Recorded data:

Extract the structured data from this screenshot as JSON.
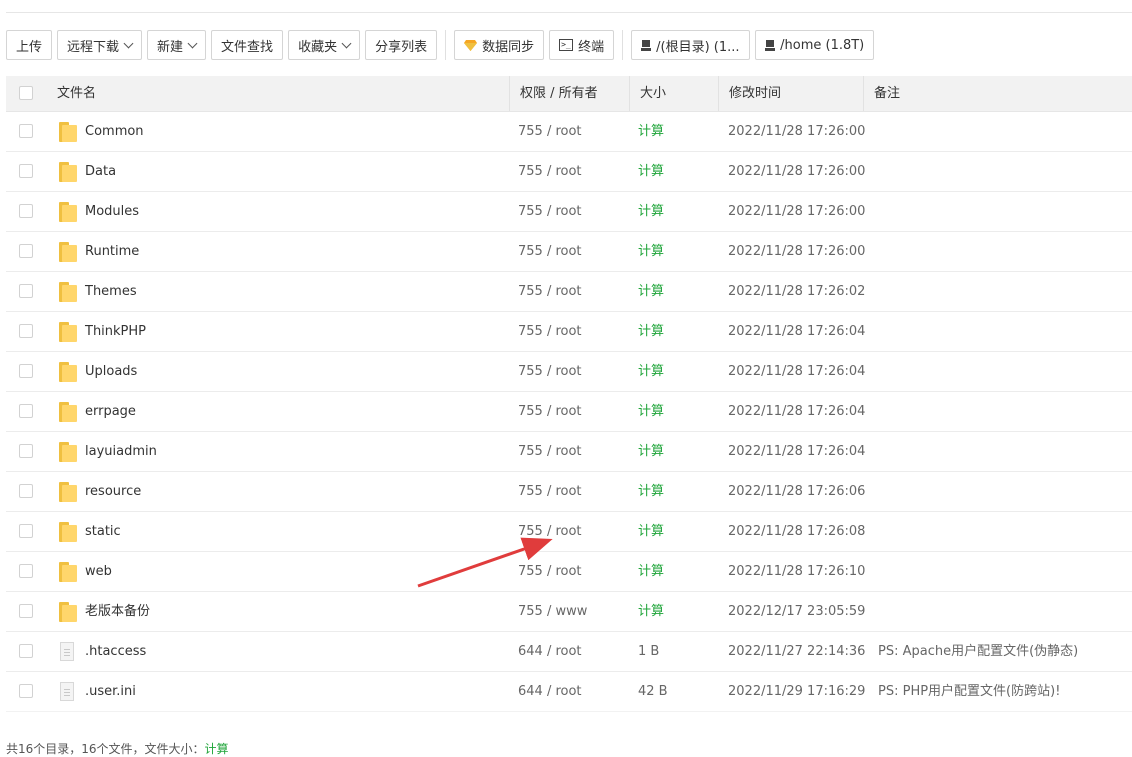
{
  "toolbar": {
    "buttons": [
      {
        "label": "上传",
        "caret": false
      },
      {
        "label": "远程下载",
        "caret": true
      },
      {
        "label": "新建",
        "caret": true
      },
      {
        "label": "文件查找",
        "caret": false
      },
      {
        "label": "收藏夹",
        "caret": true
      },
      {
        "label": "分享列表",
        "caret": false
      }
    ],
    "sync_label": "数据同步",
    "terminal_label": "终端",
    "disks": [
      "/(根目录) (1...",
      "/home (1.8T)"
    ]
  },
  "table": {
    "headers": {
      "name": "文件名",
      "perm": "权限 / 所有者",
      "size": "大小",
      "mtime": "修改时间",
      "note": "备注"
    },
    "rows": [
      {
        "type": "folder",
        "name": "Common",
        "perm": "755 / root",
        "size": "计算",
        "mtime": "2022/11/28 17:26:00",
        "note": ""
      },
      {
        "type": "folder",
        "name": "Data",
        "perm": "755 / root",
        "size": "计算",
        "mtime": "2022/11/28 17:26:00",
        "note": ""
      },
      {
        "type": "folder",
        "name": "Modules",
        "perm": "755 / root",
        "size": "计算",
        "mtime": "2022/11/28 17:26:00",
        "note": ""
      },
      {
        "type": "folder",
        "name": "Runtime",
        "perm": "755 / root",
        "size": "计算",
        "mtime": "2022/11/28 17:26:00",
        "note": ""
      },
      {
        "type": "folder",
        "name": "Themes",
        "perm": "755 / root",
        "size": "计算",
        "mtime": "2022/11/28 17:26:02",
        "note": ""
      },
      {
        "type": "folder",
        "name": "ThinkPHP",
        "perm": "755 / root",
        "size": "计算",
        "mtime": "2022/11/28 17:26:04",
        "note": ""
      },
      {
        "type": "folder",
        "name": "Uploads",
        "perm": "755 / root",
        "size": "计算",
        "mtime": "2022/11/28 17:26:04",
        "note": ""
      },
      {
        "type": "folder",
        "name": "errpage",
        "perm": "755 / root",
        "size": "计算",
        "mtime": "2022/11/28 17:26:04",
        "note": ""
      },
      {
        "type": "folder",
        "name": "layuiadmin",
        "perm": "755 / root",
        "size": "计算",
        "mtime": "2022/11/28 17:26:04",
        "note": ""
      },
      {
        "type": "folder",
        "name": "resource",
        "perm": "755 / root",
        "size": "计算",
        "mtime": "2022/11/28 17:26:06",
        "note": ""
      },
      {
        "type": "folder",
        "name": "static",
        "perm": "755 / root",
        "size": "计算",
        "mtime": "2022/11/28 17:26:08",
        "note": ""
      },
      {
        "type": "folder",
        "name": "web",
        "perm": "755 / root",
        "size": "计算",
        "mtime": "2022/11/28 17:26:10",
        "note": ""
      },
      {
        "type": "folder",
        "name": "老版本备份",
        "perm": "755 / www",
        "size": "计算",
        "mtime": "2022/12/17 23:05:59",
        "note": ""
      },
      {
        "type": "file",
        "name": ".htaccess",
        "perm": "644 / root",
        "size": "1 B",
        "mtime": "2022/11/27 22:14:36",
        "note": "PS: Apache用户配置文件(伪静态)"
      },
      {
        "type": "file",
        "name": ".user.ini",
        "perm": "644 / root",
        "size": "42 B",
        "mtime": "2022/11/29 17:16:29",
        "note": "PS: PHP用户配置文件(防跨站)!"
      }
    ]
  },
  "footer": {
    "text": "共16个目录，16个文件，文件大小：",
    "calc": "计算"
  },
  "colors": {
    "calc_green": "#20a53a",
    "annotation_arrow": "#e03c3c",
    "folder_yellow": "#ffd66b"
  }
}
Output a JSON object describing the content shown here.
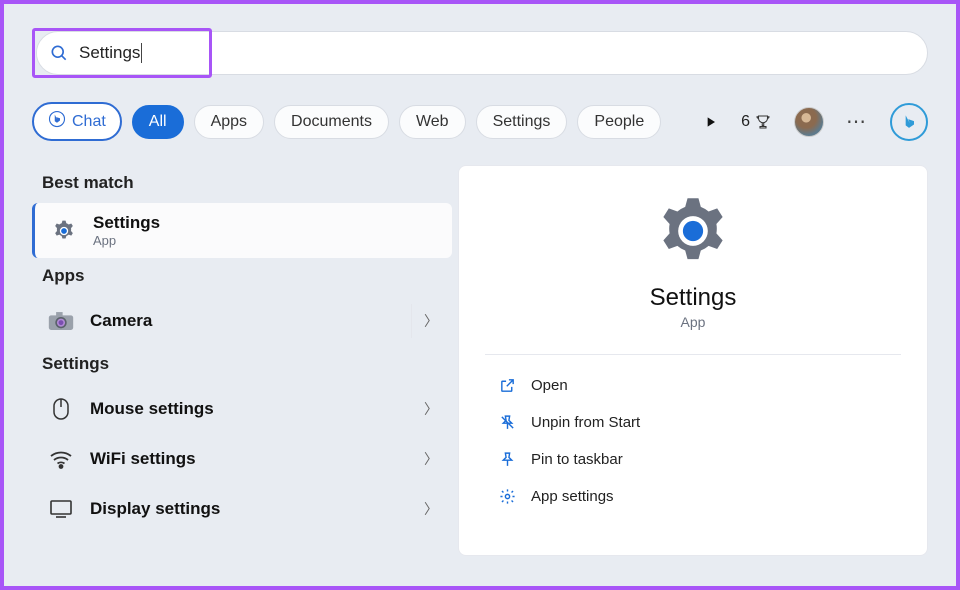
{
  "search": {
    "value": "Settings"
  },
  "chat_label": "Chat",
  "filters": [
    {
      "label": "All",
      "active": true
    },
    {
      "label": "Apps",
      "active": false
    },
    {
      "label": "Documents",
      "active": false
    },
    {
      "label": "Web",
      "active": false
    },
    {
      "label": "Settings",
      "active": false
    },
    {
      "label": "People",
      "active": false
    }
  ],
  "points": "6",
  "sections": {
    "best_match": "Best match",
    "apps": "Apps",
    "settings": "Settings"
  },
  "results": {
    "best": {
      "title": "Settings",
      "subtitle": "App"
    },
    "camera": "Camera",
    "mouse": {
      "pre": "Mouse ",
      "bold": "settings"
    },
    "wifi": {
      "pre": "WiFi ",
      "bold": "settings"
    },
    "display": {
      "pre": "Display ",
      "bold": "settings"
    }
  },
  "detail": {
    "title": "Settings",
    "subtitle": "App",
    "actions": {
      "open": "Open",
      "unpin": "Unpin from Start",
      "pin": "Pin to taskbar",
      "appsettings": "App settings"
    }
  }
}
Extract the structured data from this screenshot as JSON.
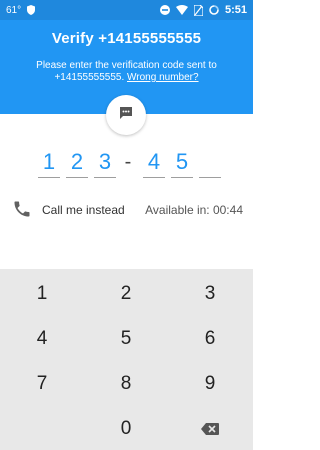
{
  "status_bar": {
    "temperature": "61°",
    "time": "5:51"
  },
  "header": {
    "title": "Verify +14155555555",
    "subtitle_line1": "Please enter the verification code sent to",
    "subtitle_line2": "+14155555555.",
    "wrong_number_link": "Wrong number?"
  },
  "code": {
    "digits": [
      "1",
      "2",
      "3",
      "4",
      "5",
      ""
    ],
    "separator": "-"
  },
  "call": {
    "label": "Call me instead",
    "available": "Available in: 00:44"
  },
  "keypad": {
    "keys": [
      "1",
      "2",
      "3",
      "4",
      "5",
      "6",
      "7",
      "8",
      "9",
      "0"
    ]
  },
  "colors": {
    "header": "#2196f3",
    "status_bar": "#1f88dd",
    "accent": "#2196f3",
    "keypad_bg": "#e8e8e8"
  }
}
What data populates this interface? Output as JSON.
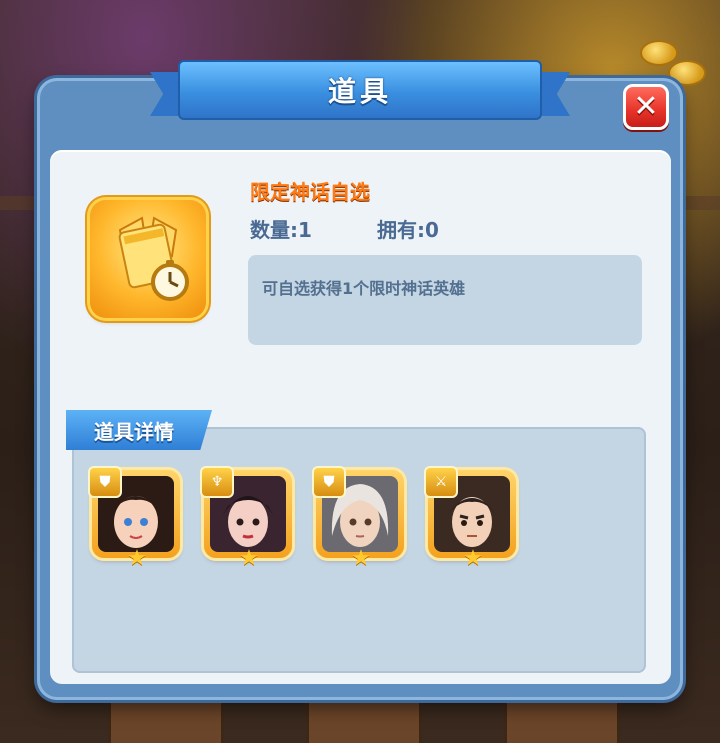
{
  "dialog": {
    "title": "道具",
    "close_label": "✕"
  },
  "item": {
    "icon": "mythic-hero-selector-icon",
    "name": "限定神话自选",
    "quantity_label": "数量:",
    "quantity_value": "1",
    "owned_label": "拥有:",
    "owned_value": "0",
    "description": "可自选获得1个限时神话英雄"
  },
  "details": {
    "tab_label": "道具详情",
    "heroes": [
      {
        "name": "hero-1",
        "badge_icon": "shield-icon",
        "stars": 1,
        "hair": "#2b1b14",
        "skin": "#f6d2bd"
      },
      {
        "name": "hero-2",
        "badge_icon": "staff-icon",
        "stars": 1,
        "hair": "#1f1418",
        "skin": "#f4cfc6"
      },
      {
        "name": "hero-3",
        "badge_icon": "shield-icon",
        "stars": 1,
        "hair": "#e9e4df",
        "skin": "#f1d4bf"
      },
      {
        "name": "hero-4",
        "badge_icon": "sword-icon",
        "stars": 1,
        "hair": "#2a2220",
        "skin": "#f3d1b8"
      }
    ]
  },
  "colors": {
    "accent_orange": "#ff7a12",
    "frame_blue": "#5f8fc0",
    "stat_text": "#4a6a94",
    "close_red": "#e6332a"
  }
}
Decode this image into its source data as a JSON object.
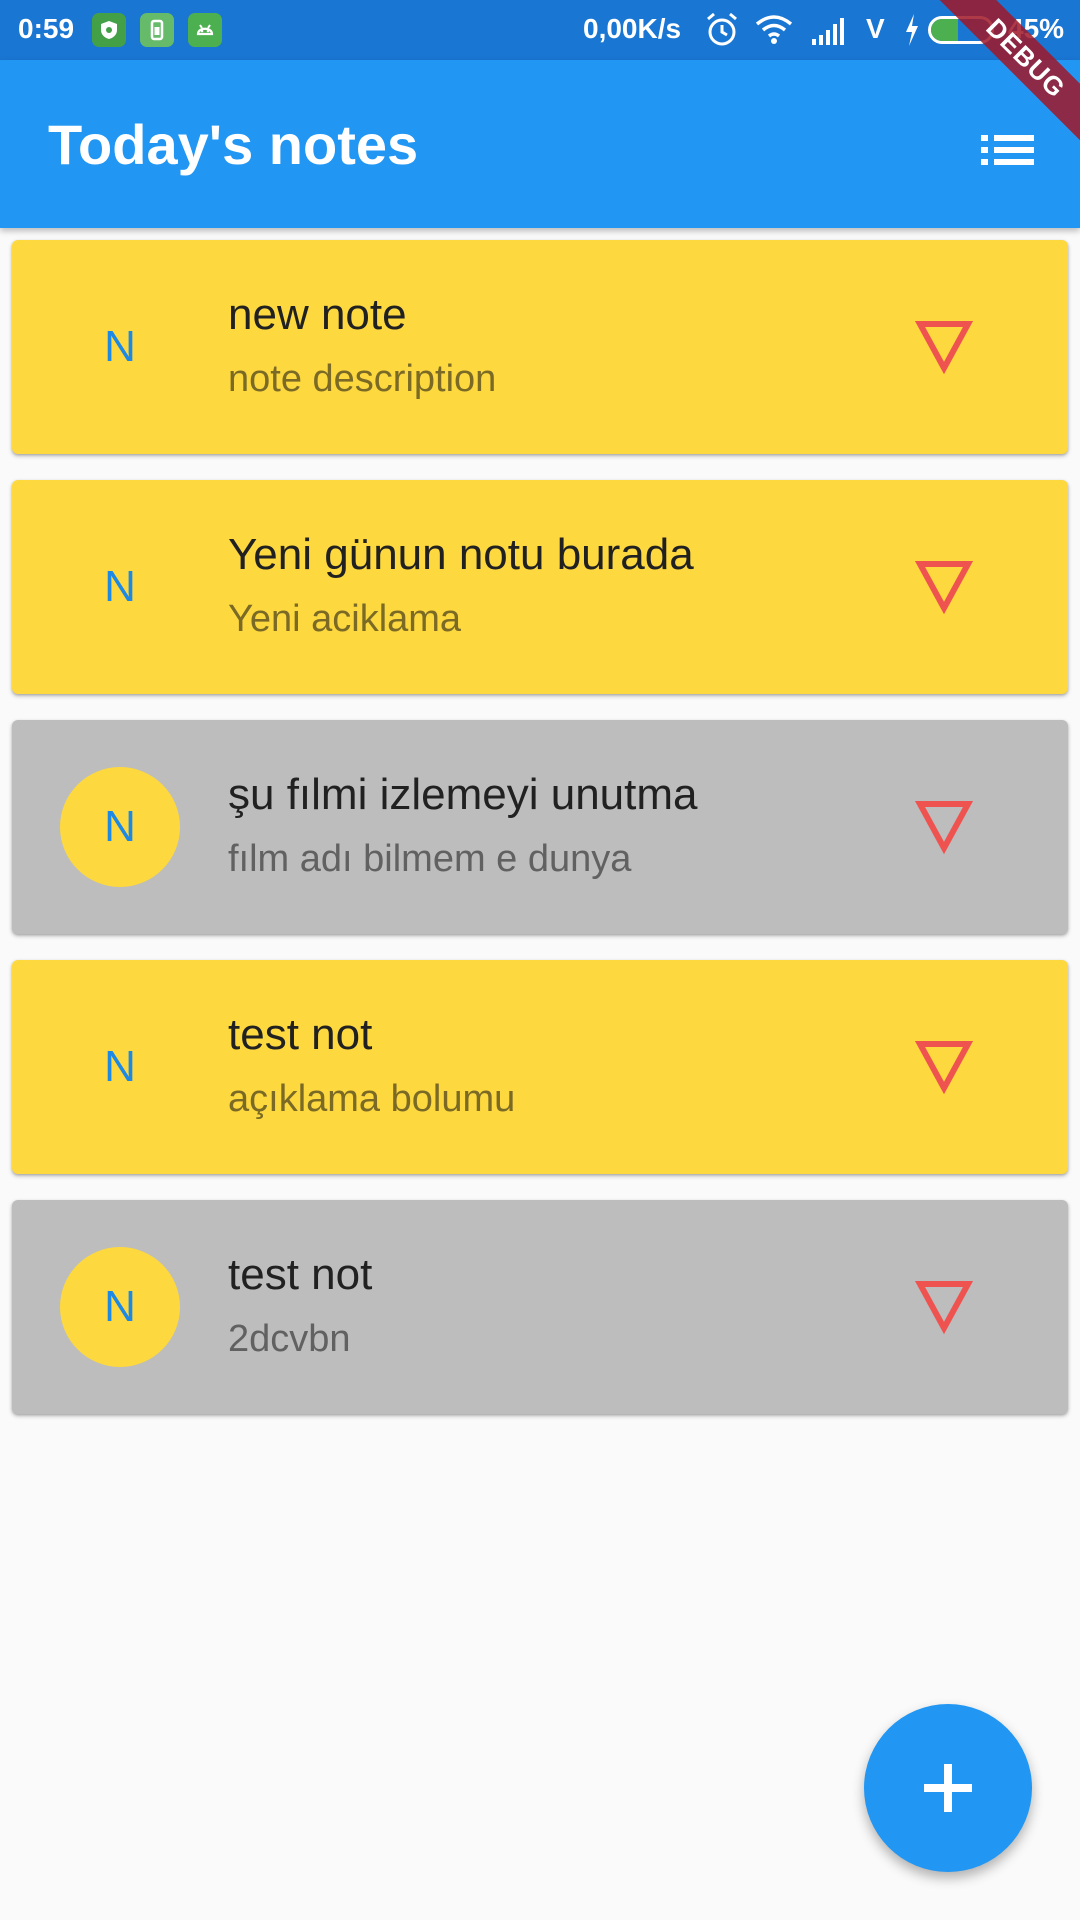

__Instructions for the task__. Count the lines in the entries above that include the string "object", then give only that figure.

__Response for this exercise__. 2